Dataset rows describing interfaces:
* * * *
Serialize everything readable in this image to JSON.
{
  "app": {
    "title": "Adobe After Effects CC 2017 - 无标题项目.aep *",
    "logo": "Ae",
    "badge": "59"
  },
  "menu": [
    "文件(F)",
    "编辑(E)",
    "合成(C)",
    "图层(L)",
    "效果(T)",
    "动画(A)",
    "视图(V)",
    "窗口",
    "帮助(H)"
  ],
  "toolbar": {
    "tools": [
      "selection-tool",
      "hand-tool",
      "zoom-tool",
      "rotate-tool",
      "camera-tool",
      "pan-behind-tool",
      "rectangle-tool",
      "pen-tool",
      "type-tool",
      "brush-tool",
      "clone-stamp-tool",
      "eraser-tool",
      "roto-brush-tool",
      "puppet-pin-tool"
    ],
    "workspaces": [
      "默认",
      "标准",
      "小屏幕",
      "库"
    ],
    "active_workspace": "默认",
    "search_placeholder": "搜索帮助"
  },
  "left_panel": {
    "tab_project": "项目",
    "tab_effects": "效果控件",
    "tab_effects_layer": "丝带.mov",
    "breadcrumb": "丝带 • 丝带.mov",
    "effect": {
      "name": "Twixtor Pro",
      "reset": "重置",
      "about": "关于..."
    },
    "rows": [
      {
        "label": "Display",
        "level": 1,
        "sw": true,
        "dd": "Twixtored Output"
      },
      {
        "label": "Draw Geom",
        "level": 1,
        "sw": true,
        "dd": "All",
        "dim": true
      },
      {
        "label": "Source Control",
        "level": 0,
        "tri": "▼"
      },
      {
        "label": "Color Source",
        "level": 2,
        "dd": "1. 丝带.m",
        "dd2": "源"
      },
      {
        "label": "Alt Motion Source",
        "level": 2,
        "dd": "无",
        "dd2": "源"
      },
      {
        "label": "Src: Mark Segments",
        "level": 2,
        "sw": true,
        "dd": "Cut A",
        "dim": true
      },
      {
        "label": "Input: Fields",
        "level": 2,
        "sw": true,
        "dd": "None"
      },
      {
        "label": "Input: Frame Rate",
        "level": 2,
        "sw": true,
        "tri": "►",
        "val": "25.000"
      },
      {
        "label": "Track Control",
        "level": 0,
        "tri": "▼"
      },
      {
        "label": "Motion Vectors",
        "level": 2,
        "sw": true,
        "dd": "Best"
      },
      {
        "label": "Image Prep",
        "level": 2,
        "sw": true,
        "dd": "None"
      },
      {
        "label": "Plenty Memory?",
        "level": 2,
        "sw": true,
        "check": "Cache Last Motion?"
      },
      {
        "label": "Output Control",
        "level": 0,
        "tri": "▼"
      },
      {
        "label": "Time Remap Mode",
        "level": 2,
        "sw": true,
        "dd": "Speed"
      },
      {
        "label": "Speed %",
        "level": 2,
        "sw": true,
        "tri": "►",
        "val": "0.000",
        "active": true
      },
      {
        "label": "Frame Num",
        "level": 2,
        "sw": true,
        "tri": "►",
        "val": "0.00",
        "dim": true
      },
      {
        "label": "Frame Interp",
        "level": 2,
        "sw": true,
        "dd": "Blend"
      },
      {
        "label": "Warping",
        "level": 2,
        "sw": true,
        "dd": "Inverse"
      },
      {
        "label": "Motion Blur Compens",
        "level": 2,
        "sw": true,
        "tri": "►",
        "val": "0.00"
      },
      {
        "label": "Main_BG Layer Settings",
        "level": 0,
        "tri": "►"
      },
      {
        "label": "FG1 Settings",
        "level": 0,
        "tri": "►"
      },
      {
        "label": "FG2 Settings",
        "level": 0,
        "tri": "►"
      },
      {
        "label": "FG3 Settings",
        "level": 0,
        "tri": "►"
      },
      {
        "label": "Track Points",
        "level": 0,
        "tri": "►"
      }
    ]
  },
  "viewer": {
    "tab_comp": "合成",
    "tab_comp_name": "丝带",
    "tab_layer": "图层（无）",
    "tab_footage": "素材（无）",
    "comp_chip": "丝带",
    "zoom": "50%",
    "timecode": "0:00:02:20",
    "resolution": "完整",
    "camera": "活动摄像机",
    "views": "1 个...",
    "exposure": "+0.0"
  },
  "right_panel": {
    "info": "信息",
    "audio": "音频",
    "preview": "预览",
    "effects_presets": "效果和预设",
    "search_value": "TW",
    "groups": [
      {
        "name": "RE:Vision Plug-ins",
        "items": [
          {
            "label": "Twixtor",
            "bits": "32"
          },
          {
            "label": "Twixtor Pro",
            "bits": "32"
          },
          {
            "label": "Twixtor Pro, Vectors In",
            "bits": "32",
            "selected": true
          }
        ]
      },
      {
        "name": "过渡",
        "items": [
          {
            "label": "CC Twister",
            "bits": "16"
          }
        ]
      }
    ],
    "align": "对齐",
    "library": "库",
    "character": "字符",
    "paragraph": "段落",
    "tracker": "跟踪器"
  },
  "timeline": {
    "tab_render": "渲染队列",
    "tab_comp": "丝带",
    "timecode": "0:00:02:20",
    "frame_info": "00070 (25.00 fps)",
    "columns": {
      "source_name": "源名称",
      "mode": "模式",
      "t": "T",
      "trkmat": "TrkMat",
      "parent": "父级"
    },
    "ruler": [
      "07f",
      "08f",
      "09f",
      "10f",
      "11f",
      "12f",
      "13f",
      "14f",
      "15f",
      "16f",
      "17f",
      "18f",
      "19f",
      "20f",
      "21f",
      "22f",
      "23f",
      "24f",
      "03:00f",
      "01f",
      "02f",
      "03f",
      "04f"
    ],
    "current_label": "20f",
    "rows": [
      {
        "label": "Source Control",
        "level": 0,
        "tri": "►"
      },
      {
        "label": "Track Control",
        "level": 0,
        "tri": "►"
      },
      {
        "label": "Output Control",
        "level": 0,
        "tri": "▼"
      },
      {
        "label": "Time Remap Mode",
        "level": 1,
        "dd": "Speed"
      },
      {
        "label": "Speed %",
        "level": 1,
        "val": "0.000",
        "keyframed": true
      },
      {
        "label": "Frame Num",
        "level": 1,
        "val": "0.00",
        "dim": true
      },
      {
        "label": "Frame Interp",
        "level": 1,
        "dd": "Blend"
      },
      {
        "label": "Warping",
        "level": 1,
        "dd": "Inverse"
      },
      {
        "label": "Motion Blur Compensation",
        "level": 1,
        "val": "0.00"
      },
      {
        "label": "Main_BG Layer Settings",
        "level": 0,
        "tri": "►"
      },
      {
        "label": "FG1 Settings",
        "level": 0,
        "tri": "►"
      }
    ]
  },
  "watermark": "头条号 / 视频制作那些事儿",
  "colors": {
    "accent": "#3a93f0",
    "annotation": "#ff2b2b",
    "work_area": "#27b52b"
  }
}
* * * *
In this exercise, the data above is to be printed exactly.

■ Written reply ■
Serialize everything readable in this image to JSON.
{
  "app": {
    "title": "Adobe After Effects CC 2017 - 无标题项目.aep *",
    "logo": "Ae",
    "badge": "59"
  },
  "menu": [
    "文件(F)",
    "编辑(E)",
    "合成(C)",
    "图层(L)",
    "效果(T)",
    "动画(A)",
    "视图(V)",
    "窗口",
    "帮助(H)"
  ],
  "toolbar": {
    "tools": [
      "selection-tool",
      "hand-tool",
      "zoom-tool",
      "rotate-tool",
      "camera-tool",
      "pan-behind-tool",
      "rectangle-tool",
      "pen-tool",
      "type-tool",
      "brush-tool",
      "clone-stamp-tool",
      "eraser-tool",
      "roto-brush-tool",
      "puppet-pin-tool"
    ],
    "workspaces": [
      "默认",
      "标准",
      "小屏幕",
      "库"
    ],
    "active_workspace": "默认",
    "search_placeholder": "搜索帮助"
  },
  "left_panel": {
    "tab_project": "项目",
    "tab_effects": "效果控件",
    "tab_effects_layer": "丝带.mov",
    "breadcrumb": "丝带 • 丝带.mov",
    "effect": {
      "name": "Twixtor Pro",
      "reset": "重置",
      "about": "关于..."
    },
    "rows": [
      {
        "label": "Display",
        "level": 1,
        "sw": true,
        "dd": "Twixtored Output"
      },
      {
        "label": "Draw Geom",
        "level": 1,
        "sw": true,
        "dd": "All",
        "dim": true
      },
      {
        "label": "Source Control",
        "level": 0,
        "tri": "▼"
      },
      {
        "label": "Color Source",
        "level": 2,
        "dd": "1. 丝带.m",
        "dd2": "源"
      },
      {
        "label": "Alt Motion Source",
        "level": 2,
        "dd": "无",
        "dd2": "源"
      },
      {
        "label": "Src: Mark Segments",
        "level": 2,
        "sw": true,
        "dd": "Cut A",
        "dim": true
      },
      {
        "label": "Input: Fields",
        "level": 2,
        "sw": true,
        "dd": "None"
      },
      {
        "label": "Input: Frame Rate",
        "level": 2,
        "sw": true,
        "tri": "►",
        "val": "25.000"
      },
      {
        "label": "Track Control",
        "level": 0,
        "tri": "▼"
      },
      {
        "label": "Motion Vectors",
        "level": 2,
        "sw": true,
        "dd": "Best"
      },
      {
        "label": "Image Prep",
        "level": 2,
        "sw": true,
        "dd": "None"
      },
      {
        "label": "Plenty Memory?",
        "level": 2,
        "sw": true,
        "check": "Cache Last Motion?"
      },
      {
        "label": "Output Control",
        "level": 0,
        "tri": "▼"
      },
      {
        "label": "Time Remap Mode",
        "level": 2,
        "sw": true,
        "dd": "Speed"
      },
      {
        "label": "Speed %",
        "level": 2,
        "sw": true,
        "tri": "►",
        "val": "0.000",
        "active": true
      },
      {
        "label": "Frame Num",
        "level": 2,
        "sw": true,
        "tri": "►",
        "val": "0.00",
        "dim": true
      },
      {
        "label": "Frame Interp",
        "level": 2,
        "sw": true,
        "dd": "Blend"
      },
      {
        "label": "Warping",
        "level": 2,
        "sw": true,
        "dd": "Inverse"
      },
      {
        "label": "Motion Blur Compens",
        "level": 2,
        "sw": true,
        "tri": "►",
        "val": "0.00"
      },
      {
        "label": "Main_BG Layer Settings",
        "level": 0,
        "tri": "►"
      },
      {
        "label": "FG1 Settings",
        "level": 0,
        "tri": "►"
      },
      {
        "label": "FG2 Settings",
        "level": 0,
        "tri": "►"
      },
      {
        "label": "FG3 Settings",
        "level": 0,
        "tri": "►"
      },
      {
        "label": "Track Points",
        "level": 0,
        "tri": "►"
      }
    ]
  },
  "viewer": {
    "tab_comp": "合成",
    "tab_comp_name": "丝带",
    "tab_layer": "图层（无）",
    "tab_footage": "素材（无）",
    "comp_chip": "丝带",
    "zoom": "50%",
    "timecode": "0:00:02:20",
    "resolution": "完整",
    "camera": "活动摄像机",
    "views": "1 个...",
    "exposure": "+0.0"
  },
  "right_panel": {
    "info": "信息",
    "audio": "音频",
    "preview": "预览",
    "effects_presets": "效果和预设",
    "search_value": "TW",
    "groups": [
      {
        "name": "RE:Vision Plug-ins",
        "items": [
          {
            "label": "Twixtor",
            "bits": "32"
          },
          {
            "label": "Twixtor Pro",
            "bits": "32"
          },
          {
            "label": "Twixtor Pro, Vectors In",
            "bits": "32",
            "selected": true
          }
        ]
      },
      {
        "name": "过渡",
        "items": [
          {
            "label": "CC Twister",
            "bits": "16"
          }
        ]
      }
    ],
    "align": "对齐",
    "library": "库",
    "character": "字符",
    "paragraph": "段落",
    "tracker": "跟踪器"
  },
  "timeline": {
    "tab_render": "渲染队列",
    "tab_comp": "丝带",
    "timecode": "0:00:02:20",
    "frame_info": "00070 (25.00 fps)",
    "columns": {
      "source_name": "源名称",
      "mode": "模式",
      "t": "T",
      "trkmat": "TrkMat",
      "parent": "父级"
    },
    "ruler": [
      "07f",
      "08f",
      "09f",
      "10f",
      "11f",
      "12f",
      "13f",
      "14f",
      "15f",
      "16f",
      "17f",
      "18f",
      "19f",
      "20f",
      "21f",
      "22f",
      "23f",
      "24f",
      "03:00f",
      "01f",
      "02f",
      "03f",
      "04f"
    ],
    "current_label": "20f",
    "rows": [
      {
        "label": "Source Control",
        "level": 0,
        "tri": "►"
      },
      {
        "label": "Track Control",
        "level": 0,
        "tri": "►"
      },
      {
        "label": "Output Control",
        "level": 0,
        "tri": "▼"
      },
      {
        "label": "Time Remap Mode",
        "level": 1,
        "dd": "Speed"
      },
      {
        "label": "Speed %",
        "level": 1,
        "val": "0.000",
        "keyframed": true
      },
      {
        "label": "Frame Num",
        "level": 1,
        "val": "0.00",
        "dim": true
      },
      {
        "label": "Frame Interp",
        "level": 1,
        "dd": "Blend"
      },
      {
        "label": "Warping",
        "level": 1,
        "dd": "Inverse"
      },
      {
        "label": "Motion Blur Compensation",
        "level": 1,
        "val": "0.00"
      },
      {
        "label": "Main_BG Layer Settings",
        "level": 0,
        "tri": "►"
      },
      {
        "label": "FG1 Settings",
        "level": 0,
        "tri": "►"
      }
    ]
  },
  "watermark": "头条号 / 视频制作那些事儿",
  "colors": {
    "accent": "#3a93f0",
    "annotation": "#ff2b2b",
    "work_area": "#27b52b"
  }
}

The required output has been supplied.